■ Problem description:
Each time a line of the listing holds "view", copy that line.

■ Data for analysis:
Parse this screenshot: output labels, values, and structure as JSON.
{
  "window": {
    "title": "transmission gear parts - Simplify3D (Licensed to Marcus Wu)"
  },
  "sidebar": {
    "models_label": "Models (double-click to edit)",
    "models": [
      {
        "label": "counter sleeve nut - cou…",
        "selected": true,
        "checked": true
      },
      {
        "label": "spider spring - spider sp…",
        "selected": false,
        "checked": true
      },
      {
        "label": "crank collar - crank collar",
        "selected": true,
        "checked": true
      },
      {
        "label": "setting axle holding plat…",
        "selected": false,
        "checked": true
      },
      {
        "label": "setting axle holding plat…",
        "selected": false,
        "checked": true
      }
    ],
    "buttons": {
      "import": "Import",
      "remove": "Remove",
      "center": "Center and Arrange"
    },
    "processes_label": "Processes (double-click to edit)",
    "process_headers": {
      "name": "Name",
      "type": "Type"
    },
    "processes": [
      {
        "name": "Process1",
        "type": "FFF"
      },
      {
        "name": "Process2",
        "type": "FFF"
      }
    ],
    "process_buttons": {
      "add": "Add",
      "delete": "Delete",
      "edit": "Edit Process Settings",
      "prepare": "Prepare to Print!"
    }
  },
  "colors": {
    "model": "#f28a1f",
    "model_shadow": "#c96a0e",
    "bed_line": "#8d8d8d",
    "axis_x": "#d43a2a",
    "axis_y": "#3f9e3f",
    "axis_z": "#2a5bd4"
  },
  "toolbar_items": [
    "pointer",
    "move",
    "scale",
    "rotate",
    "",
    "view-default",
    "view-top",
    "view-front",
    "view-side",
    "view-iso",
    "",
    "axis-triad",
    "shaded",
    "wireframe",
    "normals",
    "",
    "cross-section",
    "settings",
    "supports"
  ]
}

■ Answer box:
    "view-default",
    "view-top",
    "view-front",
    "view-side",
    "view-iso",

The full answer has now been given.